Alexander isn’t happy
In the usual clash between guns and butter, the former is winning. In Europe there is a wall between those who work and those who don’t, between the Germans and the Greeks, between the Calvinist work ethic in the north and the profligate south.
A sniper patrols the roof of NATO headquarters, in the stinging cold of December. On the ground, among the flags at risk of being ripped by the gusts of wind, stands a large fir tree covered in Christmas lights.
The guard on the roof and his colleagues at the building’s entrance have never been tested for real. The 1979 assassination attempt by the Baader-Meinhof gang on NATO commander Alexander Haig failed because the manually detonated explosive was late by a fraction of a second. If radical Islamist terrorists decided to strike at NATO’s home and transform Brussels into Beirut, the result could be deadly. Brussels has a large Muslim population and is full of signs like “Salon Merhaba” and “ahlan wasahlan.” The infrastructure for carrying out an attack planned in Kabul or Tehran exists.
Inside, at a press briefing, the show is in the hands of U.S. Secretary of State Hillary Clinton and Anders Fogh Rasmussen, a former Danish prime minister and now NATO secretary general. Both are experienced, eloquent and well versed on the subject. Rasmussen and Clinton are there to wrap up the conference of NATO foreign ministers and to launch the heads-of-state meeting in Chicago in five months. They unveil the summit’s logo, the skyline above Lake Michigan. It’s the view that Al Capone, Michael Jordan and Clinton took in, the latter during her childhood. And for a while it was the view taken in by one of the two men who have been a major source of frustration in Clinton’s life − Barack Obama.
The two are asked about Russia, which in its Soviet incarnation was NATO’s raison d’etre, and which has since become a tolerable nuisance on the fringes of the alliance. It stirs things up whenever Vladimir Putin feels like it. Russia doesn’t like the missile defense system that NATO is putting up in the east, near it but aimed at Iran. Is it genuine anger or a bargaining chip? It’s too early to tell. When Clinton makes accusations of election tampering in Russia, with righteous anger and a poker face, the Russians refrain from mentioning Chicago’s reputation in this regard.
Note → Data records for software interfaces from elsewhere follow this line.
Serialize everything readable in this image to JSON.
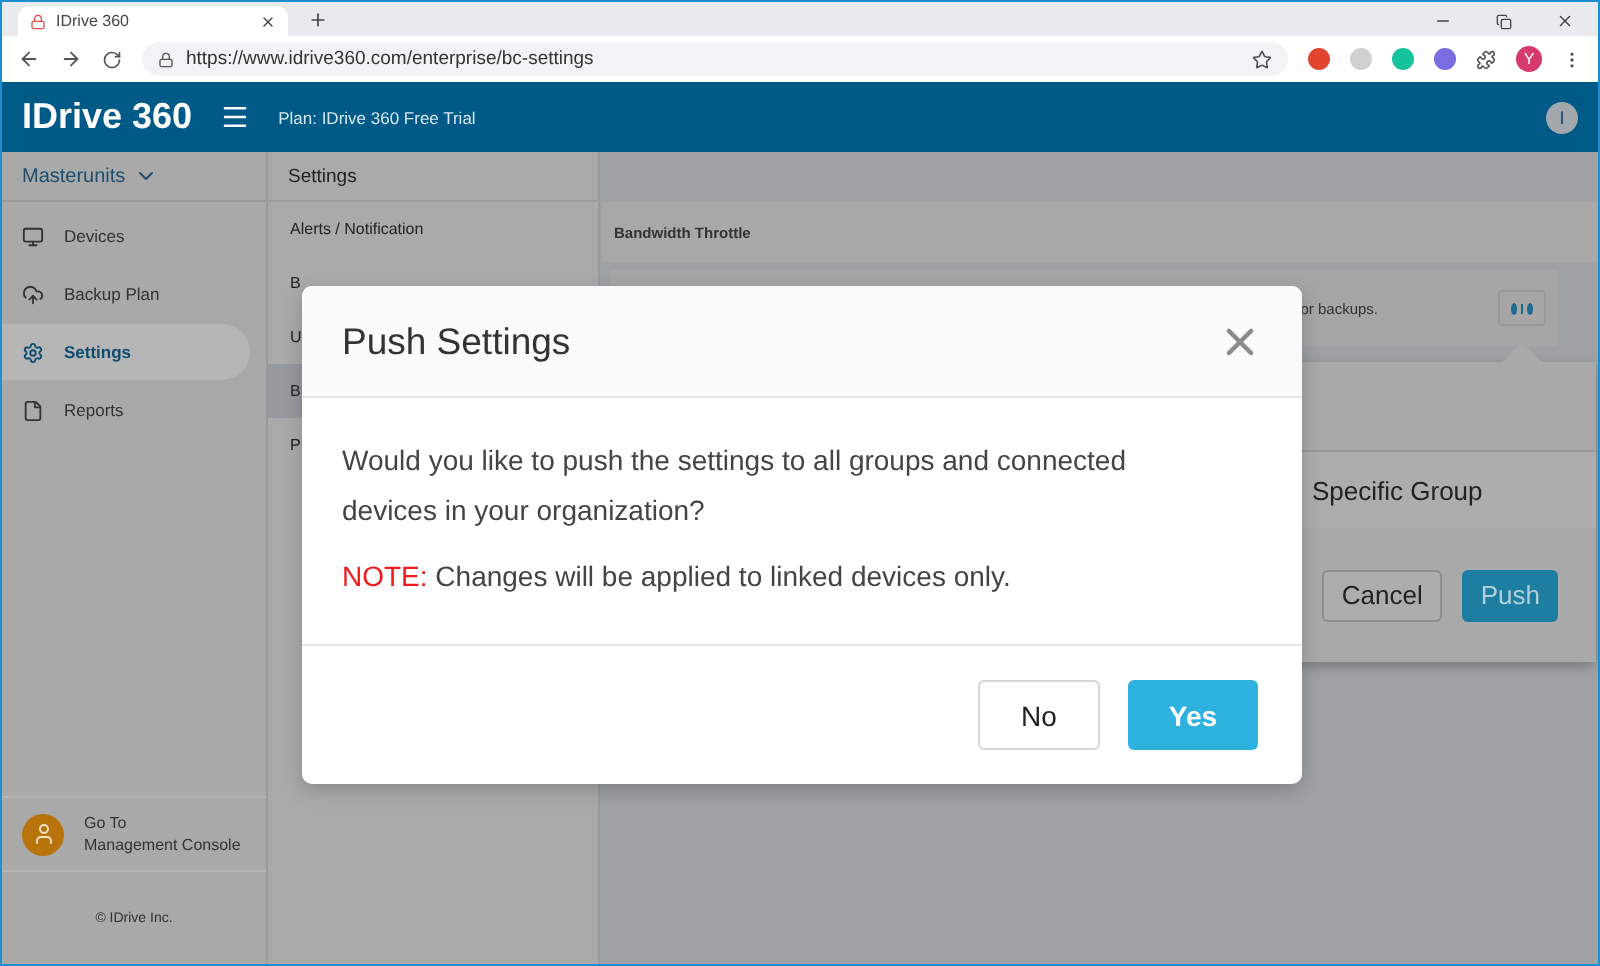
{
  "browser": {
    "tab": {
      "title": "IDrive 360",
      "selected": true
    },
    "url": "https://www.idrive360.com/enterprise/bc-settings",
    "profile": "Y"
  },
  "header": {
    "logo": "IDrive",
    "logo_suffix": "360",
    "plan": "Plan: IDrive 360 Free Trial",
    "user": "I"
  },
  "sidebar": {
    "account": "Masterunits",
    "items": [
      {
        "label": "Devices",
        "selected": false
      },
      {
        "label": "Backup Plan",
        "selected": false
      },
      {
        "label": "Settings",
        "selected": true
      },
      {
        "label": "Reports",
        "selected": false
      }
    ],
    "console": [
      "Go To",
      "Management Console"
    ],
    "copyright": "© IDrive Inc."
  },
  "settings": {
    "title": "Settings",
    "items": [
      {
        "label": "Alerts / Notification",
        "selected": false
      },
      {
        "label": "B",
        "selected": false
      },
      {
        "label": "U",
        "selected": false
      },
      {
        "label": "B",
        "selected": true
      },
      {
        "label": "P",
        "selected": false
      }
    ]
  },
  "content": {
    "section_title": "Bandwidth Throttle",
    "card_text": "or backups.",
    "popover": {
      "option": "Specific Group",
      "buttons": [
        {
          "label": "Cancel",
          "kind": "secondary"
        },
        {
          "label": "Push",
          "kind": "primary"
        }
      ]
    }
  },
  "modal": {
    "title": "Push Settings",
    "message": "Would you like to push the settings to all groups and connected devices in your organization?",
    "note_label": "NOTE:",
    "note": "Changes will be applied to linked devices only.",
    "buttons": [
      {
        "label": "No",
        "kind": "secondary"
      },
      {
        "label": "Yes",
        "kind": "primary"
      }
    ]
  }
}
In a nearby hall, on January 18-19, the commanders of NATO-member militaries will meet, along with their counterparts from Mediterranean and Gulf states. Among the invitees is Israel Defense Forces Chief of Staff Benny Gantz. This is a precious opportunity to talk with senior officers from Egypt, Turkey and other countries, as well as with the NATO staff, who are exuding friendship toward the IDF, not the policies of the Netanyahu-Lieberman-Barak government. The chairman of the NATO Military Committee, Adm. Giampaolo di Paola, a friend of former IDF Chief of Staff Gabi Ashkenazi, returned to Rome last week to become defense minister in the government of technocrats running the country.
But in the usual clash between guns and butter, the former is winning. In Europe there is a wall between those who work and those who don’t, between the Germans and the Greeks, between the Calvinist work ethic in the north and the profligate south.
“Have you heard about Alexander the good?” Europeans are asked by a Dubai-based bank in a magazine advertisement, against a background of a horseman from the army of Alexander the Great, who responds in the negative. We need Alexander the Great, not Alexander the good. In Dubai and the other Gulf states there are concerns about the impact of the shocks to the European economy, but no less about a weakened NATO. They are concerned that the promise of a security umbrella against Iran will blow away in a wind that is even less powerful than the one blowing in Brussels in December.